> What needs to be done:
From the listing below, select every line where the word "JSON" appears.

> Input records:
□ □ □ □ □ □ □
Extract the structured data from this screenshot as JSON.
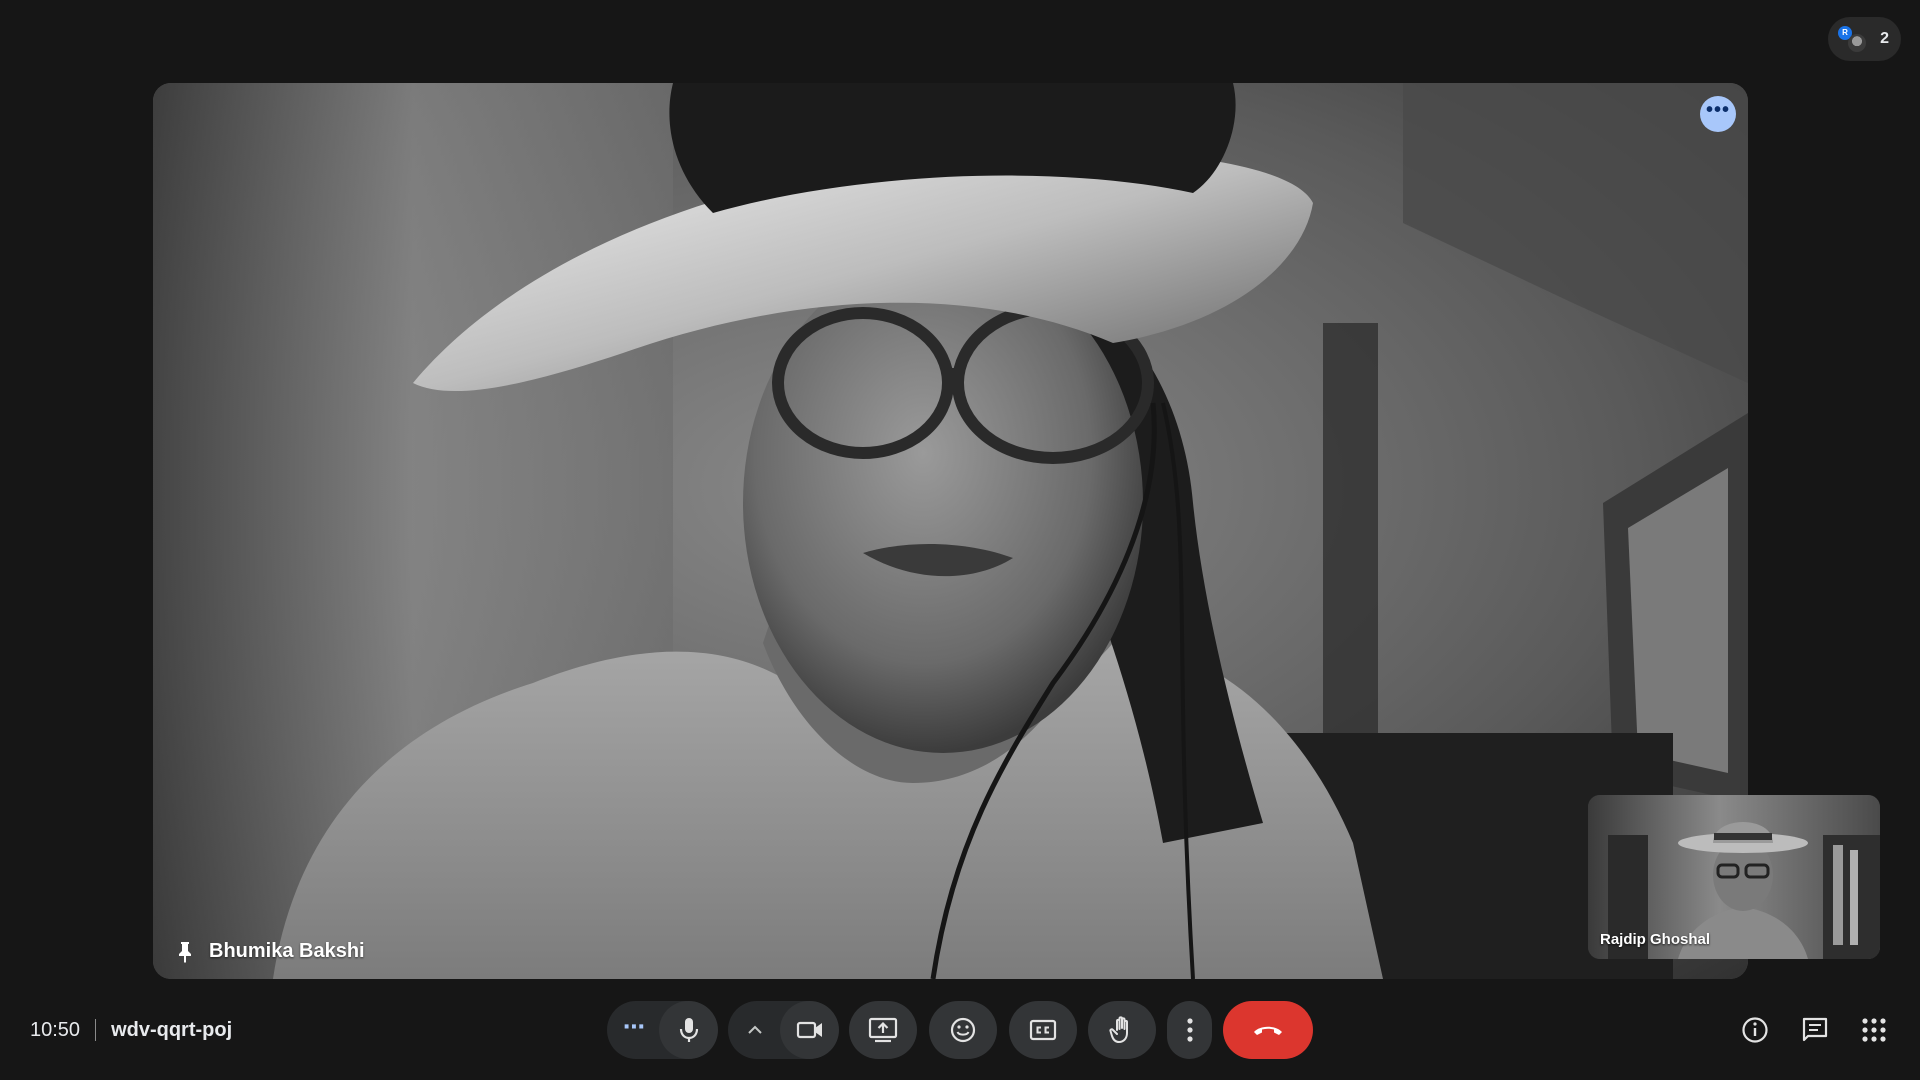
{
  "header": {
    "participant_count": "2",
    "avatar_initial": "R"
  },
  "main_tile": {
    "participant_name": "Bhumika Bakshi",
    "menu_label": "•••"
  },
  "self_tile": {
    "participant_name": "Rajdip Ghoshal"
  },
  "meeting": {
    "time": "10:50",
    "code": "wdv-qqrt-poj"
  },
  "controls": {
    "audio_options_label": "⋯",
    "video_options_label": "^"
  },
  "icons": {
    "pin": "pin-icon",
    "mic": "mic-icon",
    "camera": "camera-icon",
    "present": "present-screen-icon",
    "emoji": "emoji-icon",
    "captions": "captions-icon",
    "raise_hand": "raise-hand-icon",
    "more": "more-vert-icon",
    "end_call": "end-call-icon",
    "info": "info-icon",
    "chat": "chat-icon",
    "activities": "apps-grid-icon"
  },
  "colors": {
    "background": "#161616",
    "control": "#333537",
    "end_call": "#dc362e",
    "accent_blue": "#a8c7fa"
  }
}
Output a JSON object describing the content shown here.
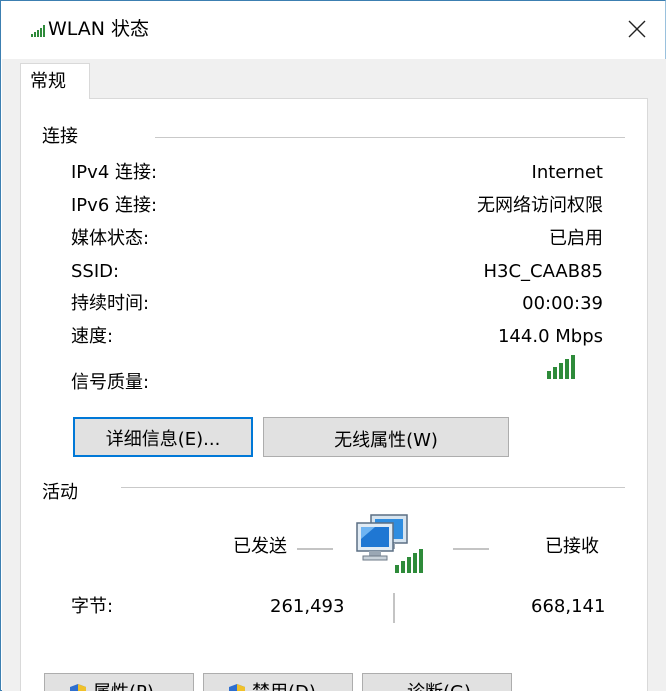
{
  "window": {
    "title": "WLAN 状态",
    "close_glyph": "✕"
  },
  "tabs": [
    {
      "label": "常规"
    }
  ],
  "connection": {
    "heading": "连接",
    "rows": [
      {
        "label": "IPv4 连接:",
        "value": "Internet"
      },
      {
        "label": "IPv6 连接:",
        "value": "无网络访问权限"
      },
      {
        "label": "媒体状态:",
        "value": "已启用"
      },
      {
        "label": "SSID:",
        "value": "H3C_CAAB85"
      },
      {
        "label": "持续时间:",
        "value": "00:00:39"
      },
      {
        "label": "速度:",
        "value": "144.0 Mbps"
      }
    ],
    "signal_label": "信号质量:",
    "signal_bars": 5,
    "signal_color": "#2e8b3a"
  },
  "buttons": {
    "details": "详细信息(E)...",
    "wireless": "无线属性(W)"
  },
  "activity": {
    "heading": "活动",
    "sent_label": "已发送",
    "received_label": "已接收",
    "bytes_label": "字节:",
    "bytes_sent": "261,493",
    "bytes_received": "668,141"
  },
  "bottom_buttons": {
    "properties": "属性(P)",
    "disable": "禁用(D)",
    "diagnose": "诊断(G)"
  },
  "colors": {
    "accent": "#0078d7",
    "button_bg": "#e1e1e1",
    "border": "#adadad"
  }
}
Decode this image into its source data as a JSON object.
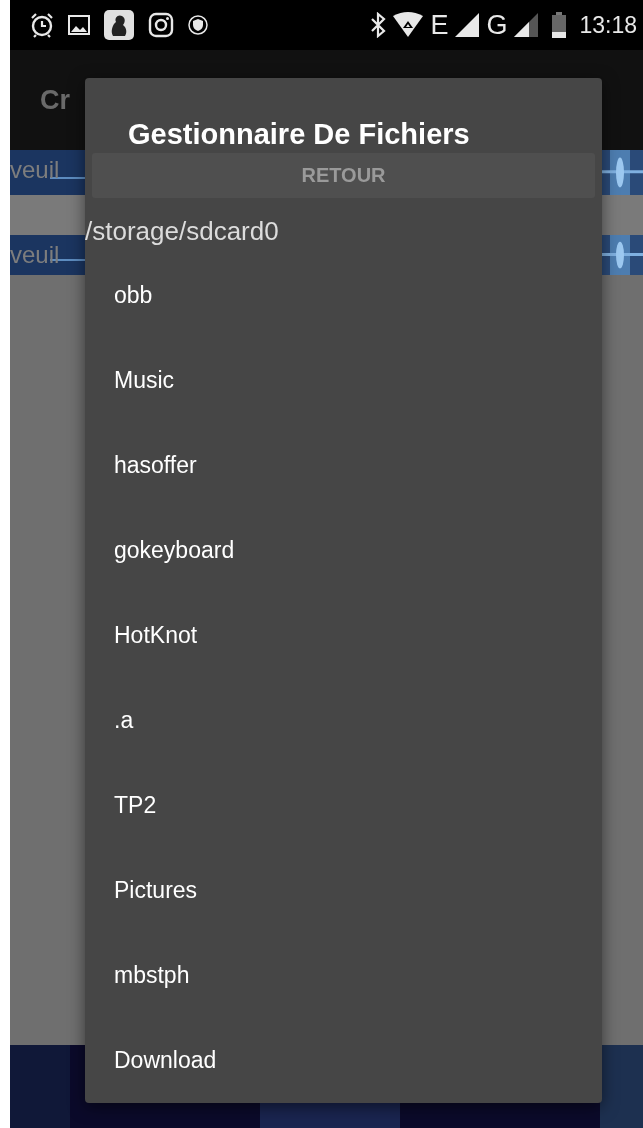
{
  "status_bar": {
    "network_labels": [
      "E",
      "G"
    ],
    "time": "13:18"
  },
  "app_bar": {
    "title": "Cr"
  },
  "background_rows": [
    {
      "text": "veuil"
    },
    {
      "text": "veuil"
    }
  ],
  "dialog": {
    "title": "Gestionnaire De Fichiers",
    "back_button": "RETOUR",
    "path": "/storage/sdcard0",
    "items": [
      {
        "name": "obb"
      },
      {
        "name": "Music"
      },
      {
        "name": "hasoffer"
      },
      {
        "name": "gokeyboard"
      },
      {
        "name": "HotKnot"
      },
      {
        "name": ".a"
      },
      {
        "name": "TP2"
      },
      {
        "name": "Pictures"
      },
      {
        "name": "mbstph"
      },
      {
        "name": "Download"
      }
    ]
  }
}
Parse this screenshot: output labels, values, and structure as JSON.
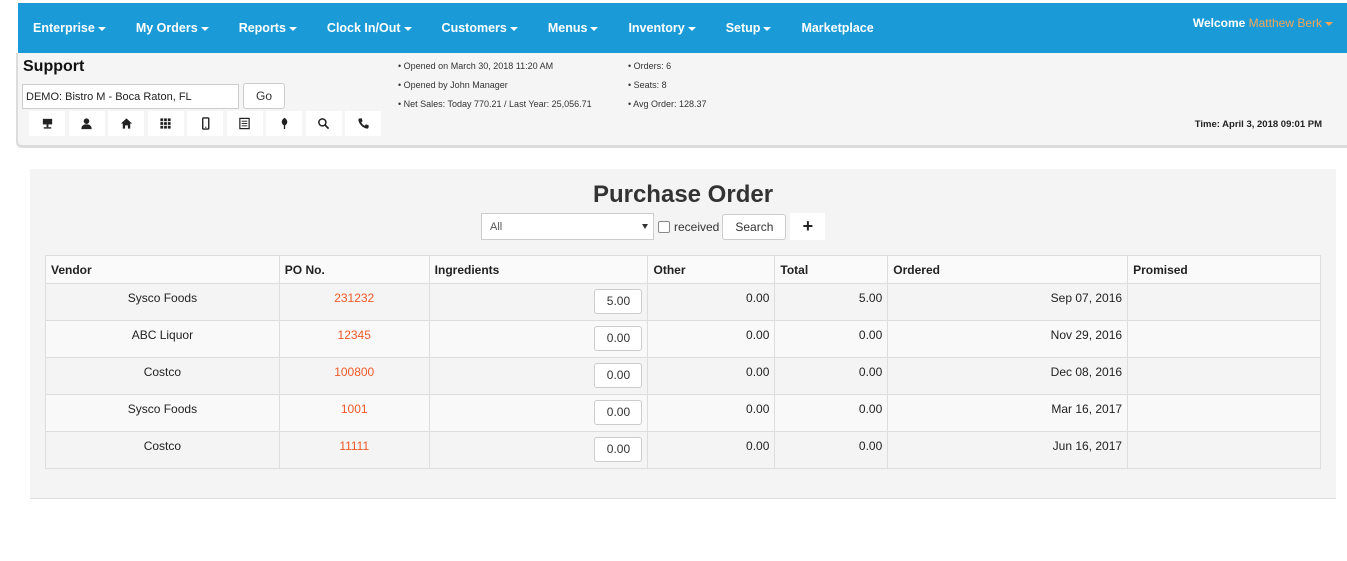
{
  "nav": {
    "items": [
      {
        "label": "Enterprise",
        "dropdown": true
      },
      {
        "label": "My Orders",
        "dropdown": true
      },
      {
        "label": "Reports",
        "dropdown": true
      },
      {
        "label": "Clock In/Out",
        "dropdown": true
      },
      {
        "label": "Customers",
        "dropdown": true
      },
      {
        "label": "Menus",
        "dropdown": true
      },
      {
        "label": "Inventory",
        "dropdown": true
      },
      {
        "label": "Setup",
        "dropdown": true
      },
      {
        "label": "Marketplace",
        "dropdown": false
      }
    ],
    "welcome_label": "Welcome",
    "user_name": "Matthew Berk"
  },
  "header": {
    "title": "Support",
    "store_value": "DEMO: Bistro M - Boca Raton, FL",
    "go_label": "Go",
    "icons": [
      "register-icon",
      "user-icon",
      "home-icon",
      "grid-icon",
      "mobile-icon",
      "list-icon",
      "tree-icon",
      "search-icon",
      "phone-icon"
    ],
    "info_left": [
      "• Opened on March 30, 2018 11:20 AM",
      "• Opened by John Manager",
      "• Net Sales: Today 770.21 / Last Year: 25,056.71"
    ],
    "info_right": [
      "• Orders: 6",
      "• Seats: 8",
      "• Avg Order: 128.37"
    ],
    "time": "Time: April 3, 2018 09:01 PM"
  },
  "purchase_order": {
    "title": "Purchase Order",
    "filter_value": "All",
    "received_label": "received",
    "search_label": "Search",
    "add_label": "+",
    "columns": [
      "Vendor",
      "PO No.",
      "Ingredients",
      "Other",
      "Total",
      "Ordered",
      "Promised"
    ],
    "rows": [
      {
        "vendor": "Sysco Foods",
        "po": "231232",
        "ingredients": "5.00",
        "other": "0.00",
        "total": "5.00",
        "ordered": "Sep 07, 2016",
        "promised": ""
      },
      {
        "vendor": "ABC Liquor",
        "po": "12345",
        "ingredients": "0.00",
        "other": "0.00",
        "total": "0.00",
        "ordered": "Nov 29, 2016",
        "promised": ""
      },
      {
        "vendor": "Costco",
        "po": "100800",
        "ingredients": "0.00",
        "other": "0.00",
        "total": "0.00",
        "ordered": "Dec 08, 2016",
        "promised": ""
      },
      {
        "vendor": "Sysco Foods",
        "po": "1001",
        "ingredients": "0.00",
        "other": "0.00",
        "total": "0.00",
        "ordered": "Mar 16, 2017",
        "promised": ""
      },
      {
        "vendor": "Costco",
        "po": "11111",
        "ingredients": "0.00",
        "other": "0.00",
        "total": "0.00",
        "ordered": "Jun 16, 2017",
        "promised": ""
      }
    ]
  },
  "colors": {
    "nav_bg": "#1a9bd7",
    "user_accent": "#f2a65a",
    "po_link": "#f05a28"
  }
}
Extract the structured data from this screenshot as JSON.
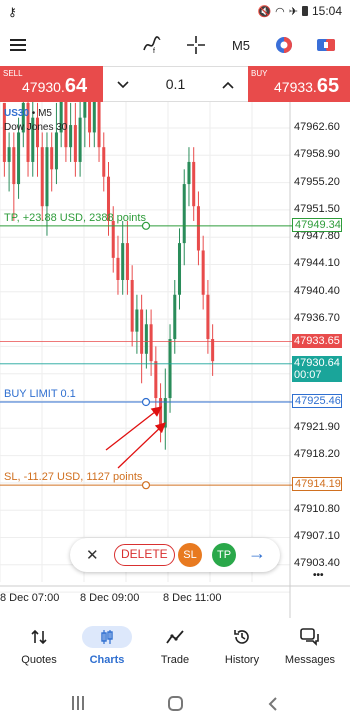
{
  "status": {
    "time": "15:04"
  },
  "toolbar": {
    "timeframe": "M5"
  },
  "trade": {
    "sell_label": "SELL",
    "sell_price_main": "47930.",
    "sell_price_big": "64",
    "buy_label": "BUY",
    "buy_price_main": "47933.",
    "buy_price_big": "65",
    "lot": "0.1",
    "lot_down": "⌄",
    "lot_up": "⌃"
  },
  "chart": {
    "symbol": "US30",
    "timeframe_tag": "M5",
    "name": "Dow Jones 30",
    "y_ticks": [
      "47962.60",
      "47958.90",
      "47955.20",
      "47951.50",
      "47947.80",
      "47944.10",
      "47940.40",
      "47936.70",
      "47921.90",
      "47918.20",
      "47910.80",
      "47907.10",
      "47903.40"
    ],
    "x_ticks": [
      "8 Dec 07:00",
      "8 Dec 09:00",
      "8 Dec 11:00"
    ],
    "tp_label": "TP, +23.88 USD, 2388 points",
    "tp_price": "47949.34",
    "sell_line_price": "47933.65",
    "bid_price": "47930.64",
    "bid_timer": "00:07",
    "buy_limit_label": "BUY LIMIT 0.1",
    "buy_limit_price": "47925.46",
    "sl_label": "SL, -11.27 USD, 1127 points",
    "sl_price": "47914.19",
    "more": "•••",
    "colors": {
      "up": "#2a8c5a",
      "down": "#e84b4b",
      "tp": "#2e9c3a",
      "sl": "#d07020",
      "limit": "#2f6fd0",
      "bid": "#1aa59a"
    }
  },
  "actions": {
    "close": "✕",
    "delete": "DELETE",
    "sl": "SL",
    "tp": "TP",
    "arrow": "→"
  },
  "nav": [
    {
      "label": "Quotes",
      "icon": "quotes-icon"
    },
    {
      "label": "Charts",
      "icon": "charts-icon"
    },
    {
      "label": "Trade",
      "icon": "trade-icon"
    },
    {
      "label": "History",
      "icon": "history-icon"
    },
    {
      "label": "Messages",
      "icon": "messages-icon"
    }
  ],
  "candles": [
    [
      47966,
      47958,
      47966,
      47956
    ],
    [
      47958,
      47960,
      47962,
      47954
    ],
    [
      47960,
      47955,
      47962,
      47950
    ],
    [
      47955,
      47962,
      47964,
      47953
    ],
    [
      47962,
      47966,
      47970,
      47960
    ],
    [
      47966,
      47958,
      47968,
      47956
    ],
    [
      47958,
      47964,
      47968,
      47956
    ],
    [
      47964,
      47960,
      47966,
      47956
    ],
    [
      47960,
      47952,
      47962,
      47950
    ],
    [
      47952,
      47960,
      47962,
      47948
    ],
    [
      47960,
      47957,
      47962,
      47954
    ],
    [
      47957,
      47962,
      47966,
      47955
    ],
    [
      47962,
      47967,
      47970,
      47960
    ],
    [
      47967,
      47960,
      47970,
      47958
    ],
    [
      47960,
      47963,
      47966,
      47958
    ],
    [
      47963,
      47958,
      47966,
      47956
    ],
    [
      47958,
      47964,
      47968,
      47956
    ],
    [
      47964,
      47970,
      47972,
      47960
    ],
    [
      47970,
      47962,
      47972,
      47960
    ],
    [
      47962,
      47968,
      47972,
      47960
    ],
    [
      47968,
      47960,
      47970,
      47958
    ],
    [
      47960,
      47956,
      47962,
      47954
    ],
    [
      47956,
      47950,
      47958,
      47948
    ],
    [
      47950,
      47945,
      47952,
      47943
    ],
    [
      47945,
      47942,
      47948,
      47940
    ],
    [
      47942,
      47947,
      47950,
      47940
    ],
    [
      47947,
      47942,
      47950,
      47940
    ],
    [
      47942,
      47935,
      47944,
      47933
    ],
    [
      47935,
      47938,
      47940,
      47932
    ],
    [
      47938,
      47932,
      47940,
      47928
    ],
    [
      47932,
      47936,
      47938,
      47930
    ],
    [
      47936,
      47931,
      47938,
      47929
    ],
    [
      47931,
      47926,
      47933,
      47924
    ],
    [
      47926,
      47922,
      47928,
      47920
    ],
    [
      47922,
      47926,
      47930,
      47919
    ],
    [
      47926,
      47934,
      47936,
      47924
    ],
    [
      47934,
      47940,
      47942,
      47932
    ],
    [
      47940,
      47947,
      47949,
      47938
    ],
    [
      47947,
      47955,
      47957,
      47944
    ],
    [
      47955,
      47958,
      47960,
      47952
    ],
    [
      47958,
      47952,
      47960,
      47950
    ],
    [
      47952,
      47946,
      47954,
      47944
    ],
    [
      47946,
      47940,
      47948,
      47938
    ],
    [
      47940,
      47934,
      47942,
      47932
    ],
    [
      47934,
      47931,
      47936,
      47929
    ]
  ]
}
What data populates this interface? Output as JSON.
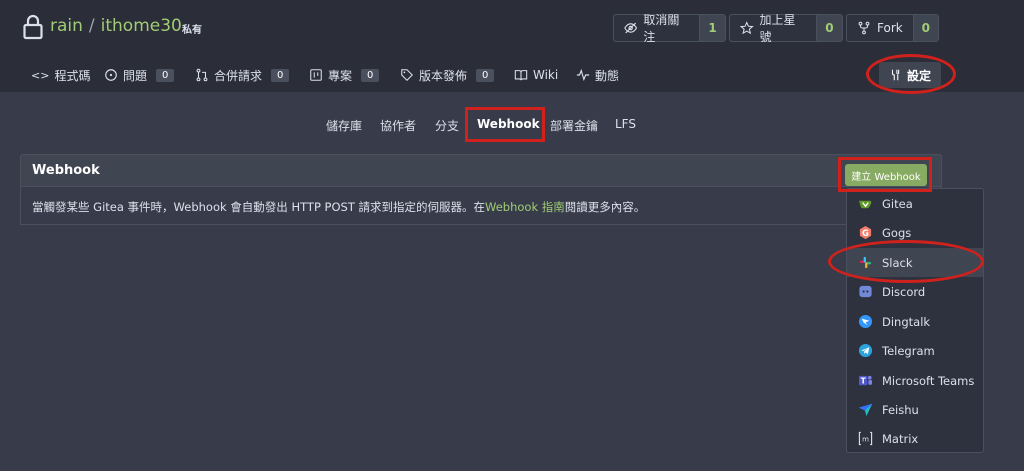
{
  "repo": {
    "owner": "rain",
    "separator": "/",
    "name": "ithome30",
    "private_label": "私有"
  },
  "actions": [
    {
      "label": "取消關注",
      "count": "1"
    },
    {
      "label": "加上星號",
      "count": "0"
    },
    {
      "label": "Fork",
      "count": "0"
    }
  ],
  "tabs": {
    "code": "程式碼",
    "issues": {
      "label": "問題",
      "count": "0"
    },
    "pulls": {
      "label": "合併請求",
      "count": "0"
    },
    "projects": {
      "label": "專案",
      "count": "0"
    },
    "releases": {
      "label": "版本發佈",
      "count": "0"
    },
    "wiki": "Wiki",
    "activity": "動態",
    "settings": "設定"
  },
  "subnav": [
    "儲存庫",
    "協作者",
    "分支",
    "Webhook",
    "部署金鑰",
    "LFS"
  ],
  "panel": {
    "title": "Webhook",
    "create_button": "建立 Webhook",
    "desc_prefix": "當觸發某些 Gitea 事件時，Webhook 會自動發出 HTTP POST 請求到指定的伺服器。在",
    "desc_link": "Webhook 指南",
    "desc_suffix": "閱讀更多內容。"
  },
  "dropdown": [
    "Gitea",
    "Gogs",
    "Slack",
    "Discord",
    "Dingtalk",
    "Telegram",
    "Microsoft Teams",
    "Feishu",
    "Matrix"
  ],
  "colors": {
    "accent": "#a0cc75",
    "button": "#87ab63",
    "highlight": "#d0211c",
    "background": "#383c4a"
  }
}
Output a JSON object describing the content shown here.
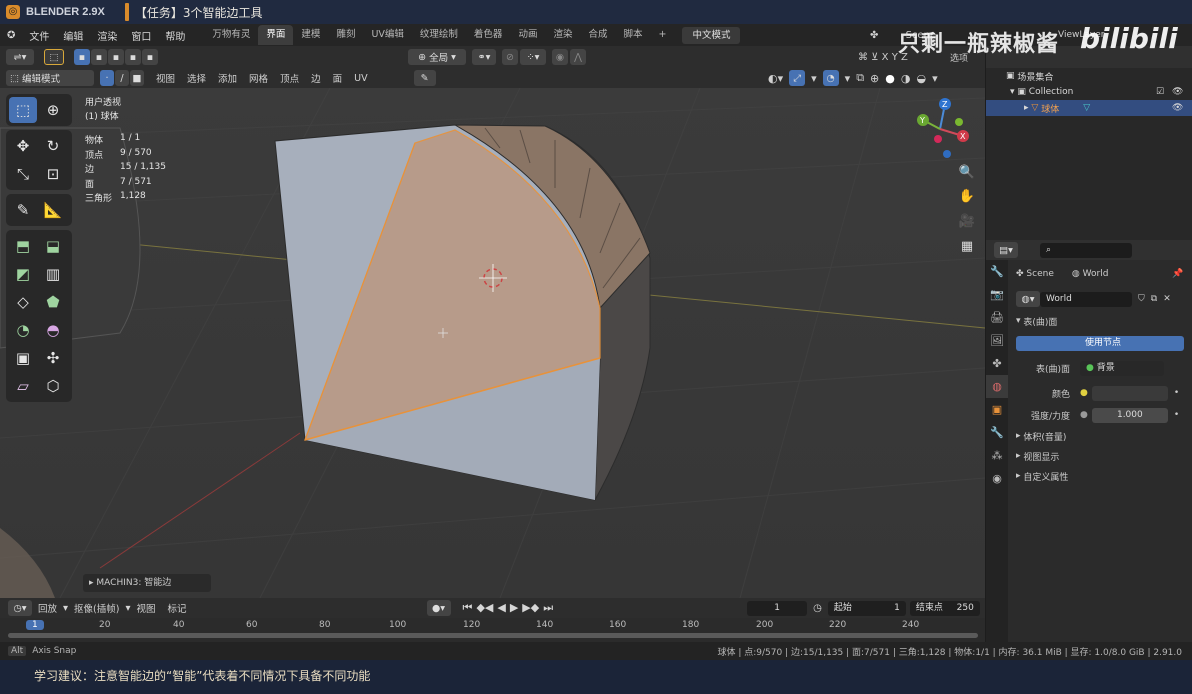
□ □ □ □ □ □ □
> Written solution:
Extract the structured data from this screenshot as JSON.
Output a JSON object describing the content shown here.
Decode this image into its source data as a JSON object.
Parse this screenshot: output labels, values, and structure as JSON.
Extract the structured data from this screenshot as JSON.
What data populates this interface? Output as JSON.
Output a JSON object describing the content shown here.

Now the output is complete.